CF: Can you talk about your background with us, the producers?

LC: Jakob Abrams has been a tremendous advocate and collaborator for years. I actually met him when he auditioned for the third or fourth play I ever staged. I was attending the Pratt Institute at the time, but I think it was the summer and I was putting on a piece called Gay Play at the Bowery Poetry Club. It was a two-person play and only two people answered the casting call, so they were both in. My theater company had absolutely no money, but we were trying to pass as some sort of semi-respectable outfit. So we stole some space at Pratt for the auditions --- we set up a desk at the very far end of this huge, huge empty room with windows that afforded an impressive view of Manhattan. It was sort of hilarious. And Jake did sides and I think my only direction to him was speak slower, then I told him I’d get back to him and hired him a few days later. We were really just figuring out things as we went along. But Jake was great --- he really made the effort to understand the material and what I wanted. I would definitely say he’s the foremost interpreter of my dramatic work. So I’d frequently bring him on projects, many of which failed for one reason or another. We tried to mount this catastrophically large production of Hamlet once, where he was Laertes. We lost the venue eventually because I was getting very Robert Wilsony with the technical aspects.
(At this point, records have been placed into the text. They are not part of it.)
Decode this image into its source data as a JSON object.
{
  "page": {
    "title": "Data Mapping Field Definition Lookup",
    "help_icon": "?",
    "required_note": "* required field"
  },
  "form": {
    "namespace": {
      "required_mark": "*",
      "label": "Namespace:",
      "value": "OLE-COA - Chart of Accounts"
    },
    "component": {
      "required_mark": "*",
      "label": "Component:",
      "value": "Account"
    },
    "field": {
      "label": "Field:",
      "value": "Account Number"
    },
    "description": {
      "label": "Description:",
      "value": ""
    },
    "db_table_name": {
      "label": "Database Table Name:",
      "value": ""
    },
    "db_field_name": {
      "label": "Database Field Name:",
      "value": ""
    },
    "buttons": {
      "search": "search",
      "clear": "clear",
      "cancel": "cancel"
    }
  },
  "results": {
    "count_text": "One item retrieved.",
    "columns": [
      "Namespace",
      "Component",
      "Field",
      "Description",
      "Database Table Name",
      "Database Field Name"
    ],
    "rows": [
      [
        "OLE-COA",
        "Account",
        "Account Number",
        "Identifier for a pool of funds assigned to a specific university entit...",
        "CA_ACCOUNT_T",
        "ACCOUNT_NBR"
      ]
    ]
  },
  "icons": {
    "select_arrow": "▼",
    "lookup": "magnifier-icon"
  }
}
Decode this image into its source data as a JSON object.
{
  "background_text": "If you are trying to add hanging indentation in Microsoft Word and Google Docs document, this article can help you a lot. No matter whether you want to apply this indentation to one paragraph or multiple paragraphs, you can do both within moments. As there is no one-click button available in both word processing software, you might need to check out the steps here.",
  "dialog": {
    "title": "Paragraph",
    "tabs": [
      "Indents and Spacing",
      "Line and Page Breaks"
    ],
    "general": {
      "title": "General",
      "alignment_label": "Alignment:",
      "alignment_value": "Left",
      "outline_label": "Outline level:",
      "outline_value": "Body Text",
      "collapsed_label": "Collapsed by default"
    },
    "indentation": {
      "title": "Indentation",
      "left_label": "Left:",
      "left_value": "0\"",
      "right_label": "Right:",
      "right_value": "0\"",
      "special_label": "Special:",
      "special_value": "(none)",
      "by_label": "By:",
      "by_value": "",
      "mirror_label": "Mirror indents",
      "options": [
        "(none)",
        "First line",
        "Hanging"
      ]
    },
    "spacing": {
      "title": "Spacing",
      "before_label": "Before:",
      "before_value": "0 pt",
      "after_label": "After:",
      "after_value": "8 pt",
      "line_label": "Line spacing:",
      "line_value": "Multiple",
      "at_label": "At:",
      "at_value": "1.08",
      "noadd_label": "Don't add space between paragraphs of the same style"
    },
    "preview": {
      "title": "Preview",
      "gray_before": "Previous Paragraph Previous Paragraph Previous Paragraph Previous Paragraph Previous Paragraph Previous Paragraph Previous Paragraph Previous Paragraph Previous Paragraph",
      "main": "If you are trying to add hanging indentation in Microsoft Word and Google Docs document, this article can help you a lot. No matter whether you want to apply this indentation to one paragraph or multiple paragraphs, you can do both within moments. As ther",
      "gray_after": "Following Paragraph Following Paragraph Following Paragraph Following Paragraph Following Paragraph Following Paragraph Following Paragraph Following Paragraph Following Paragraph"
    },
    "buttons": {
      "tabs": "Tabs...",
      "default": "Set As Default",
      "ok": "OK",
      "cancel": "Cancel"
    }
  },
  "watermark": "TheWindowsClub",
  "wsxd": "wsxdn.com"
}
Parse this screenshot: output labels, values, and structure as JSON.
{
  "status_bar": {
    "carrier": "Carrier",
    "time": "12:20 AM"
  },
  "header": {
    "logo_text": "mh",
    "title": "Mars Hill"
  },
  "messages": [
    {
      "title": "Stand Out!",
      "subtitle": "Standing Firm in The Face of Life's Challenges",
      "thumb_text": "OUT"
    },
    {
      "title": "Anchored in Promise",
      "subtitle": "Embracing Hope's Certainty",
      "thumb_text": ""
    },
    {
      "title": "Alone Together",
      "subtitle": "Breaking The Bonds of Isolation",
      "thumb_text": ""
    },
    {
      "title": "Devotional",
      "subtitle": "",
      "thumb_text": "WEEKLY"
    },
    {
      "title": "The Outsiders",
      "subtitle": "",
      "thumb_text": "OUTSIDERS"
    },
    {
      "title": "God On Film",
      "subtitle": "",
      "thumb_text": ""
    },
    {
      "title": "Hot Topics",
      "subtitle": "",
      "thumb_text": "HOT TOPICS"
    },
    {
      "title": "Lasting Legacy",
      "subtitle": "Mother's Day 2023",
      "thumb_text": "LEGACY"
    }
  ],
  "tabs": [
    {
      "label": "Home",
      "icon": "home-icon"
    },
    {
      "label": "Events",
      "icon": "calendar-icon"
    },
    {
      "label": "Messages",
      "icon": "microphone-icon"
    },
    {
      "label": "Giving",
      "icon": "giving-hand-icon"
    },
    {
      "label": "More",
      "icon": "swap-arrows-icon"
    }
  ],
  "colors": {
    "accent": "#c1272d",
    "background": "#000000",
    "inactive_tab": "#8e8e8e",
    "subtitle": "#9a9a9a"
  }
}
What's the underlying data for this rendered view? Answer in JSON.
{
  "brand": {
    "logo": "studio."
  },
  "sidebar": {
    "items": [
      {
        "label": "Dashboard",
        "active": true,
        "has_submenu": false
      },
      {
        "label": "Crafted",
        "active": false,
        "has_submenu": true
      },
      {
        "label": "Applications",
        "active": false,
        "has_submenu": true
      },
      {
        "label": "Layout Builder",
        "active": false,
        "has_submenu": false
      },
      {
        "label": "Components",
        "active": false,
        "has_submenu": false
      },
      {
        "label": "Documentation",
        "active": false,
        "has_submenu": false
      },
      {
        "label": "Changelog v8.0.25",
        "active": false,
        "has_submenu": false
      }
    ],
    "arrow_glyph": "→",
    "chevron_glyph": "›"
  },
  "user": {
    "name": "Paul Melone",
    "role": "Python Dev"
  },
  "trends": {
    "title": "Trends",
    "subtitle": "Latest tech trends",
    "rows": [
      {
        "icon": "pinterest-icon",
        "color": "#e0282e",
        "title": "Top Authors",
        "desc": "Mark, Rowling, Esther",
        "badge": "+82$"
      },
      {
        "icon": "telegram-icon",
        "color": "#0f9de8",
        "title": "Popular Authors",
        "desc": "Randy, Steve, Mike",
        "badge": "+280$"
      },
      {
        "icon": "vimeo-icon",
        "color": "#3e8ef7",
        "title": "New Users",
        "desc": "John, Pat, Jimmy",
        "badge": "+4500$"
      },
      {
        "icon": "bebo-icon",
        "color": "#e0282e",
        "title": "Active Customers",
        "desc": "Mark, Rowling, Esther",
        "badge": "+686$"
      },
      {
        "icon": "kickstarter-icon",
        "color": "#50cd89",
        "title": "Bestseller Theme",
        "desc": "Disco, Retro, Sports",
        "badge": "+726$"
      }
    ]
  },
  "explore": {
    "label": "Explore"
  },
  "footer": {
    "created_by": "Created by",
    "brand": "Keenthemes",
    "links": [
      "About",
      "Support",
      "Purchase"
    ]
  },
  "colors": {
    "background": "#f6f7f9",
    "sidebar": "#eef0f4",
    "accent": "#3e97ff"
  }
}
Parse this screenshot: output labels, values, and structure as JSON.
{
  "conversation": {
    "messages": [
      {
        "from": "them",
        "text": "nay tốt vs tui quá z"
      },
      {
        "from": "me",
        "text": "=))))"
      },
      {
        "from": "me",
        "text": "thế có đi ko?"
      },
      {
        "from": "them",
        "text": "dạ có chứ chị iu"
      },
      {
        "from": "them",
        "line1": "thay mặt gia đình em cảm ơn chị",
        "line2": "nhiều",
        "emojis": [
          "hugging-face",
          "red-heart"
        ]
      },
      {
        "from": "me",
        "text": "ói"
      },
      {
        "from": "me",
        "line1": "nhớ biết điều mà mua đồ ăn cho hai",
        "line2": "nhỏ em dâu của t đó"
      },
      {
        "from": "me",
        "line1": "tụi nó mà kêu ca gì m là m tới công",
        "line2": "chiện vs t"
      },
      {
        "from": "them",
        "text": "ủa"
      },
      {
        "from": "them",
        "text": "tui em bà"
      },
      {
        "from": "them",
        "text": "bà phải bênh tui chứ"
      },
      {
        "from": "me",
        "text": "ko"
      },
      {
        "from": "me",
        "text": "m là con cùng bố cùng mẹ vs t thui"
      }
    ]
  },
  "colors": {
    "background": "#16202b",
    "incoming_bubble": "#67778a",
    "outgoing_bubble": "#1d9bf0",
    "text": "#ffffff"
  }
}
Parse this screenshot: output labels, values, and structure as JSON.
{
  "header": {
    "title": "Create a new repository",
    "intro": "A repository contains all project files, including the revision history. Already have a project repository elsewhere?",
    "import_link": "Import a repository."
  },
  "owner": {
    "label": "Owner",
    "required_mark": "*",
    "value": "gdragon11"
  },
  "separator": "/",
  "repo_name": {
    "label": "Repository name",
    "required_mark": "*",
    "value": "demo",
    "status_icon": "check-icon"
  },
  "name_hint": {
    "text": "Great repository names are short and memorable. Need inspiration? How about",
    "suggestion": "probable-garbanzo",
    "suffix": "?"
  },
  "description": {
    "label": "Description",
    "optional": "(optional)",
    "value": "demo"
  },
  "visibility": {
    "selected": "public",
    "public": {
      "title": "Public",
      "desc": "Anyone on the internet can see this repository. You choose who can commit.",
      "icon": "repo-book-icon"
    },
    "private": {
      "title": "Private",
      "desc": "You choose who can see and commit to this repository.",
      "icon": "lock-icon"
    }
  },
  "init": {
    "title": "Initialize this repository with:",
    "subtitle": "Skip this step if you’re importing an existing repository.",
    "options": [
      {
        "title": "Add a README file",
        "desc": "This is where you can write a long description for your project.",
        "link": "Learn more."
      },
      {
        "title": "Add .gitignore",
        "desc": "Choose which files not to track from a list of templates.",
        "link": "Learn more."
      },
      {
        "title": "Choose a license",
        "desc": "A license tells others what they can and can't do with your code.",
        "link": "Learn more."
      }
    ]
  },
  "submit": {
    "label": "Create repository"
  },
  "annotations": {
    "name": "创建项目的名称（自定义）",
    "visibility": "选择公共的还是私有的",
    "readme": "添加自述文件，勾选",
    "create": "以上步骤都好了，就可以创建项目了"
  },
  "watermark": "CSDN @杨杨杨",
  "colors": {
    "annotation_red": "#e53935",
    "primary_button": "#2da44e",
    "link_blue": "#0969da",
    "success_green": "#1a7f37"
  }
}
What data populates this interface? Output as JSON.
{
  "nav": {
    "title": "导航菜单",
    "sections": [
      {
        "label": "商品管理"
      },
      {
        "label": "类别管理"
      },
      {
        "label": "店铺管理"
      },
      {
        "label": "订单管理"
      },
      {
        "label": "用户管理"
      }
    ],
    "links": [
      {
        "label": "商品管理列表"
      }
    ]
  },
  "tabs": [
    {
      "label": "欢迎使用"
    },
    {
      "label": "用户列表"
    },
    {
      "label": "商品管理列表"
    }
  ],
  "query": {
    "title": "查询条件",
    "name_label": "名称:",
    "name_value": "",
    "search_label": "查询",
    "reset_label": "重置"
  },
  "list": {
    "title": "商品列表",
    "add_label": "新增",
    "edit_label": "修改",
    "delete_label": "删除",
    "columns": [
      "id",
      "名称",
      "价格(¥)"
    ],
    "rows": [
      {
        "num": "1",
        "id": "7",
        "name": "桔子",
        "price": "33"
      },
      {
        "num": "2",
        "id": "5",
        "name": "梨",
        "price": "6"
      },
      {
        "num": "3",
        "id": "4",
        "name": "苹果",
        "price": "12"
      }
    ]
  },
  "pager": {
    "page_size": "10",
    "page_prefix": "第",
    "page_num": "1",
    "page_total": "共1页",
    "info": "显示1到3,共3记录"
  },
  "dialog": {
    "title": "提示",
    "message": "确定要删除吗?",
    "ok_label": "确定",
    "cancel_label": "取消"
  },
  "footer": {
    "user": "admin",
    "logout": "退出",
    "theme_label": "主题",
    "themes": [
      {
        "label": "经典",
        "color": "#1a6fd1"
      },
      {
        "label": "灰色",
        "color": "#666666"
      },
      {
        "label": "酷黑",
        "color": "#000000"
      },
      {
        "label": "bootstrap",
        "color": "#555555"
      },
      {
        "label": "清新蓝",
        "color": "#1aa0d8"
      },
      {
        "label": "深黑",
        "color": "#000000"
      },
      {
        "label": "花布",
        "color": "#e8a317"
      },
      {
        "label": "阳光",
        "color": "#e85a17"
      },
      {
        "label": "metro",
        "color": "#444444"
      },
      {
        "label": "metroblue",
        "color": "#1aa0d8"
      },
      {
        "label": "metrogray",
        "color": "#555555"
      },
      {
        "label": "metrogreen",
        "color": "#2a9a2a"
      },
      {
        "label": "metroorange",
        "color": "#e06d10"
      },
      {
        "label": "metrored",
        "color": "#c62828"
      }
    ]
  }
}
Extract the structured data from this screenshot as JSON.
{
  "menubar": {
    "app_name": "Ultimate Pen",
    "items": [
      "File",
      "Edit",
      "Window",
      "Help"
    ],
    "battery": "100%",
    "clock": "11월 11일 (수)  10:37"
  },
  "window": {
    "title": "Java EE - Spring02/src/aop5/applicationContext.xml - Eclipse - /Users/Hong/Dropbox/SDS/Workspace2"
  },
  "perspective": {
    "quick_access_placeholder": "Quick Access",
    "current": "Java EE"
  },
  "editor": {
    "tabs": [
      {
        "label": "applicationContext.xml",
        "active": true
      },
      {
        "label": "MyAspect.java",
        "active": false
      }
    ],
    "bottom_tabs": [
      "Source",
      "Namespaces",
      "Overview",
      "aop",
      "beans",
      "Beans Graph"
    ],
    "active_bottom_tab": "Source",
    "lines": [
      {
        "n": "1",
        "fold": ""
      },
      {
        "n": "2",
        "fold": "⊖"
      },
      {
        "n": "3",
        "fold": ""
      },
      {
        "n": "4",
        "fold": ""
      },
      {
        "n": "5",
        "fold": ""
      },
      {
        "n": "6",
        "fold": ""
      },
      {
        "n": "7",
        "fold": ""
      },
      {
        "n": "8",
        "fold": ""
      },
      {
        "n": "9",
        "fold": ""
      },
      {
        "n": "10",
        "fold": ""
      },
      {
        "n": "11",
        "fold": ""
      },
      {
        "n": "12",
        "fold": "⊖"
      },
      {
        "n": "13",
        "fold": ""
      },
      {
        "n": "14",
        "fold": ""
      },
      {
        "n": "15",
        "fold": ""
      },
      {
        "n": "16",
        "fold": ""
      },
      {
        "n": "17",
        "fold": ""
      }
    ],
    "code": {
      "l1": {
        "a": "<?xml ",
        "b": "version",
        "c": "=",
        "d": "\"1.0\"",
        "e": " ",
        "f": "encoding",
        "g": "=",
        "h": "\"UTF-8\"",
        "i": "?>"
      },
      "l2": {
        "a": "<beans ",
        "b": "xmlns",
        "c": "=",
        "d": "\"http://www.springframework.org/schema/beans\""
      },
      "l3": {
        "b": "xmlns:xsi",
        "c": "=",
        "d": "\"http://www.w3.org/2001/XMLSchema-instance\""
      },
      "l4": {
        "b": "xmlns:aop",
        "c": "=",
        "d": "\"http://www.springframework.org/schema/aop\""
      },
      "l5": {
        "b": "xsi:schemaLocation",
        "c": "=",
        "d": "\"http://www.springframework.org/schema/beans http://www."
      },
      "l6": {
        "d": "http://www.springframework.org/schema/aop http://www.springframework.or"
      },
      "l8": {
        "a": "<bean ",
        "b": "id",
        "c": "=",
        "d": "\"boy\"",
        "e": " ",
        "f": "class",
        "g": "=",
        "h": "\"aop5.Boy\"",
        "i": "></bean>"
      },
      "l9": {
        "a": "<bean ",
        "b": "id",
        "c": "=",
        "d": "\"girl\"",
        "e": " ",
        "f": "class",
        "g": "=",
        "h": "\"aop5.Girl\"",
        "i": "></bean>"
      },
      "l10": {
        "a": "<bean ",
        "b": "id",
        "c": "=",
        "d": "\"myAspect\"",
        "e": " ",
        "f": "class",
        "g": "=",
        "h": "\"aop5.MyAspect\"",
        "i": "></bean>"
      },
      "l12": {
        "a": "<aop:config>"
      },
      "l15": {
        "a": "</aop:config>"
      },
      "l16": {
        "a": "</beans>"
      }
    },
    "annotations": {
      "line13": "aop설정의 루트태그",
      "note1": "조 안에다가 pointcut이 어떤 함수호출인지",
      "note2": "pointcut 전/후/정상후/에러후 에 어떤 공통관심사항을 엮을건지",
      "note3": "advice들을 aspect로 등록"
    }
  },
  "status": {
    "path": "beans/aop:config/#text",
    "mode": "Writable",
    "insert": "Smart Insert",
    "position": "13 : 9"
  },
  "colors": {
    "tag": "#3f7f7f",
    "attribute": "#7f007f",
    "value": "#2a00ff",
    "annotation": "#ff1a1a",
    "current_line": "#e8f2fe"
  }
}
It took a while for me to find my footing as a director. Of course, meanwhile, Jakob had his own things going on --- he’s a great filmmaker himself and was operating under the banner of Child Therapy Productions. Because he was doing so much free work for me, I’d return the favor whenever he asked and act in his projects. It was during shooting this public access show called Life Coaching , which Jake made, that I met the rest of you creatively. I’ve acted with Melinda Prisco and I made a cameo in a TV pilot starring Jose Cavazos --- and now the four of us spend most of our free time every day in the Cavazos Films production office working on Mom. It’s been extremely interesting and rewarding working with you guys. Because we’re operating on such a small level, there’s always so much work to be done. Every day. We’re hoping to assemble a team of interns soon before we murder each other or die of exhaustion.

CF: Why did you decide to direct the film yourself?

LC: Jakob was really supportive of the idea. A few of my plays have been staged under somebody else’s direction, which is always interesting, but with my own dramatic work I really do prefer to direct it myself.  I have experience in directing for the stage and training as a photographer, so I’m not entirely a dilettante. The exciting thing about film is how collaborative it is. But I’m confident in my role as, so to speak, the conductor of this symphony. We’re all bringing something to this film, each of us bringing something unique and important, and it’s entirely gratifying to be so centrally involved in shaping these words on a page into a moving picture.

CF: How important is the Kickstarter fundraising campaign to the project?

LC: It is vital. We’re an entirely independent production --- we have nothing to do with any industry or whatever. We have to raise every cent that is going into the picture ourselves. We need the trust and generosity of friends and strangers; then we’re going to turn around and make a piece of art that is going to be unbelievably amazing. I can feel it. So there.